The University of California could begin using factors of race, gender and national origin when selecting students for admission, after the California State Senate passed Senate Constitutional Amendment 5, or SCA 5, which would do away with previous restrictions on granting “preferential” treatment based on “race, sex, color, ethnicity, or national origin,” as outlined by Prop 209.

The amendment was passed on Jan. 30 by the California Senate and now awaits passage by the California State Assembly. If the legislation is approved by the Assembly, it will be presented as a referendum for California residents to vote on at the statewide election this November. The amendment would delete many provisions of Proposition 209, which is a California ballot proposition approved in November 1996 that prohibits state government institutions from considering race, sex or ethnicity, when selecting individuals for public employment, public contracting or public education. Senator Edward Hernandez authored the amendment to address the declining rate of minority presence in the UC system.

However, UC Office of the President spokeswoman Shelly Meron said the University would not necessarily have to change any of its current admissions policies.

“Nothing in SCA 5 requires the University to revise its admissions policies,” Meron said in an email. “Also, even if SCA 5 were approved by California voters, UC would remain bound by federal and other state law.”

Additionally, Meron said the UC has not taken a position on SCA-5 and the UC Board of Regents will only take a stance if the measure makes it to the ballot. Meron said that if SCA-5 was passed by California voters, it would undergo a lengthy implementation process into the UC system, during which the Academic Senate and UC Board of Regents would need to review and approve any policy changes before campus admissions departments act upon them.

“Should SCA 5 pass, the Academic Senate may choose to revisit the list of factors currently considered as part of UC’s admissions process to determine whether race, sex, color, ethnicity or national origin should be given any consideration,” Meron said.

Kevin Ahnert, fourth-year economics and accounting major and treasurer of College Republicans, said the proposal for SCA-5 highlights the hypocritical and contradictory nature of ‘liberal’ policymaking.

“Liberals use inequality as a major theme in their agendas, but they often promote the same inequality they denounce in order to achieve their own version of equality,” Ahnert said in an email. “SCA-5, which is by definition ‘affirmative action’ … aims to achieve a more equal opportunity for the underprivileged races by discriminating against other races.”

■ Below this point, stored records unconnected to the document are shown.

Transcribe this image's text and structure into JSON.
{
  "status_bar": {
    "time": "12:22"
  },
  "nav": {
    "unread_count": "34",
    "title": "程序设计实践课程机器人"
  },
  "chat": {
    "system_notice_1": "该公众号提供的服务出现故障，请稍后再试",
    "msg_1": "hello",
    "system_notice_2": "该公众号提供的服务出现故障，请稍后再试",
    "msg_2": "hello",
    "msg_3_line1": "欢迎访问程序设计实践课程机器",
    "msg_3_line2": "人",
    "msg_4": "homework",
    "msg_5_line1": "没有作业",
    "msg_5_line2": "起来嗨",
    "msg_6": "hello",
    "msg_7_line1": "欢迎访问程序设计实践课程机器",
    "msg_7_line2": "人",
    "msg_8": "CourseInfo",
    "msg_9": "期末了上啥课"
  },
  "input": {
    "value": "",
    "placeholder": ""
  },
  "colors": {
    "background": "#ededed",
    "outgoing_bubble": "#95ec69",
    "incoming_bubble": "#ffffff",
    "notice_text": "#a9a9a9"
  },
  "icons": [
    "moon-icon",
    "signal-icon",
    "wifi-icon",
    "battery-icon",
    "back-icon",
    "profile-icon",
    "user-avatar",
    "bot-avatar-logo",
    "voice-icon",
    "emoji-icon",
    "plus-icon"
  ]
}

According to Ahnert, SCA-5 perpetuates, rather than mitigates, inequality and discrimination. Ahnert said he believes that when a piece of legislation “essentially says you’re going to admit students because they’re black,” this becomes “extremely racist” against not only white people but “mainly against African Americans.”

“You don’t fix inequality by reversing the inequality and giving preferential treatment to one race,” Ahnert said. “You fix the inequality from the ground up, with fundamental reforms in education systems so that no race is in a disadvantaged position in the first place.”

However, Ansel Lundberg, third-year English and geography double major as well as a Campus Democrats member and A.S. Collegiate Senator, said he is glad that a policy of this nature is being discussed again.

“I believe that it doesn’t make sense that California public universities shouldn’t be allowed to consider race and gender in their admissions process, while private schools are allowed to,” Lundberg said in an email. “The public education system should be the great economic equalizer in our society, and unfortunately, economic inequality often follows racial lines.”

Unlike Ahnert, Lundberg said race and gender should be a consideration in the UC admissions system, considering the lack of measures to address inequality taken by the California public school system.

“Unfortunately, affirmative action is not the perfect system for getting underprivileged students into college, but looking at some of the failures of our K-12 system, it is clear that something like affirmative action is needed to [decrease] inequality, especially because private schools do so,” Lundberg said in an email.

However, Lundberg also said he does not expect voters to pass SCA-5, given that “the right people won’t come out to the ballot box to vote” and that there are common misapprehensions regarding affirmative action.

“A lot of folks have misconceptions about affirmative action,” Lundberg said in an email. “Some people think that the UC and CSUs see race in admissions. I know I did, until I looked at the reality: it hasn’t been a factor for around 20 years. When Prop 209 passed, minority representation in UCs and CSUs fell drastically.”

Despite this, Lundberg said he has hope that inequality can be addressed in other ways, if SCA-5 fails to pass.

“If this does not pass, all is not lost, however,” Lundberg said in an email. “Like I said, there are ways that the admissions office can strengthen the equality of the process and work to reduce the effects of racism and promoted education for all.”




This story appeared as an online exclusive on Friday, March 7, 2014.